Examining the link between one’s Consideration of Future Consequences and Potential Ethical Threshold

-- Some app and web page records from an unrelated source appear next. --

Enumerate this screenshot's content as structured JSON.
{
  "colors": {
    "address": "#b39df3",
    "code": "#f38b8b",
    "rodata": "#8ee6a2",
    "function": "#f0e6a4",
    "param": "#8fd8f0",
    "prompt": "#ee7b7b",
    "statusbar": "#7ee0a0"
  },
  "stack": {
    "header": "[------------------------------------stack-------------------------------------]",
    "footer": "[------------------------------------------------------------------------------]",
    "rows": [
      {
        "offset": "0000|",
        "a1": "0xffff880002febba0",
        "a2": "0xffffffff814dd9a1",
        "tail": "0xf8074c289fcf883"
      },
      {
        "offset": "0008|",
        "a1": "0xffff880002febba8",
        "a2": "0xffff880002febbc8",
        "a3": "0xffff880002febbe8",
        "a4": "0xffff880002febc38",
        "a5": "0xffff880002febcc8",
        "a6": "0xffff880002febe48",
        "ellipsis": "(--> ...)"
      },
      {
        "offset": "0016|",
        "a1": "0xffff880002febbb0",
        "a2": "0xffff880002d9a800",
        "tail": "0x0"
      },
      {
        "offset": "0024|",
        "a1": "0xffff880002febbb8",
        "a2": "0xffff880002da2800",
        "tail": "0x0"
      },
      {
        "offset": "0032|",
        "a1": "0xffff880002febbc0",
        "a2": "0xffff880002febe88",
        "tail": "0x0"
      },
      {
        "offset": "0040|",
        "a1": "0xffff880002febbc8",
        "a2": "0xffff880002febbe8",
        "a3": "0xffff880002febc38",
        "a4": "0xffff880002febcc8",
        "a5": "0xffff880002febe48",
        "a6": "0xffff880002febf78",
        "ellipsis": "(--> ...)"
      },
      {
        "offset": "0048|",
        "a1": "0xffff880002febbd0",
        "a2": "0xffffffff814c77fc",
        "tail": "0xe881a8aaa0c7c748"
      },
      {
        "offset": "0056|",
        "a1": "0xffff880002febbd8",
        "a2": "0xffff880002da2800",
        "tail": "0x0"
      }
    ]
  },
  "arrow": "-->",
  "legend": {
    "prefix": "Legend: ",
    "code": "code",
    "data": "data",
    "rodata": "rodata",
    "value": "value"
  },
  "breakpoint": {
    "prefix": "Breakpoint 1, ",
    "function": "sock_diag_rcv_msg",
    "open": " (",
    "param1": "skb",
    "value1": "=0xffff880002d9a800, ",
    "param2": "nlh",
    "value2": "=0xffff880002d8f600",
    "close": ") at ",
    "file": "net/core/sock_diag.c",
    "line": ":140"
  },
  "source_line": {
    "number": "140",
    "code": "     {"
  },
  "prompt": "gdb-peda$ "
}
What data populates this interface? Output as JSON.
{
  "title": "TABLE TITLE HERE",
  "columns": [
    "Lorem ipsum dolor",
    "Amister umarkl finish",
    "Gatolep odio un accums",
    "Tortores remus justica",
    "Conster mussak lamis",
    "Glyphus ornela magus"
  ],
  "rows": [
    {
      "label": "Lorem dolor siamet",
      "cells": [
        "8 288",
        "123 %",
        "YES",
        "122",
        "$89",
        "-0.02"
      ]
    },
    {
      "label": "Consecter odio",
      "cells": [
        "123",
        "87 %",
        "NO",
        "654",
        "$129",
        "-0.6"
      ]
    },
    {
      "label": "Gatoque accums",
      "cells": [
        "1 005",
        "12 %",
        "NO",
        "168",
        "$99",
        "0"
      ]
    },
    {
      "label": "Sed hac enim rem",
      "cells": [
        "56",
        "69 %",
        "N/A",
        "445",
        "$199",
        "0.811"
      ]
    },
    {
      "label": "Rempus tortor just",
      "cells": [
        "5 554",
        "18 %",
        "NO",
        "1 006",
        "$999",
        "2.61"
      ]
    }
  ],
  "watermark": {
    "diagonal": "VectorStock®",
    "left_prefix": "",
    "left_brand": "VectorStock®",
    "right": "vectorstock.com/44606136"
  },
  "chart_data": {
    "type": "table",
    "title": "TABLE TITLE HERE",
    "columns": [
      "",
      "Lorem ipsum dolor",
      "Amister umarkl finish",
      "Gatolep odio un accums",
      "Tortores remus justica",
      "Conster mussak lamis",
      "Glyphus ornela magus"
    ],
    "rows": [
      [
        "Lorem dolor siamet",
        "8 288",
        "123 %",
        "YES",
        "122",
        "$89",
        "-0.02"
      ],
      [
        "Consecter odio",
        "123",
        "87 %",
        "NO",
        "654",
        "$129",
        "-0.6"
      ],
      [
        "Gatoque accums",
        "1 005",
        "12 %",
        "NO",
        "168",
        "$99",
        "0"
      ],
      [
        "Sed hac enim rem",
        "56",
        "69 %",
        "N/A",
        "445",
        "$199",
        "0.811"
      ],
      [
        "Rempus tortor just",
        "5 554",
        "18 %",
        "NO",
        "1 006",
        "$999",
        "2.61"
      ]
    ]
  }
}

The purpose of this study was to analyze the relationship between Consideration of Future Consequences (CFC), a construct first introduced by Strathman, Gleicher, Boninger & Edwards (1994) and Potential Ethical Threshold (PET), a concept which was designed to reflect an individual’s ethical behavior in the face of situational pressures (Comer & Vega, 2008). Although there has been a resurgence of interest in time perspectives in general (e.g., Andre, Vianen, Peetsma and Oort; 2018) and CFC more specifically (e.g., Joireman & King, 2016), to my knowledge, CFC has not been linked directly to ethical behavior, the type of which is reflected in one's PET. The results support a positive link between CFC and PET. Individuals with higher CFC have a higher ethical threshold. In other words, they are less susceptible to situational pressures to choose an unethical path, particularly when it involves a tradeoff in personal losses as a result. Implications and limitations are discussed, and suggestions for future research are presented.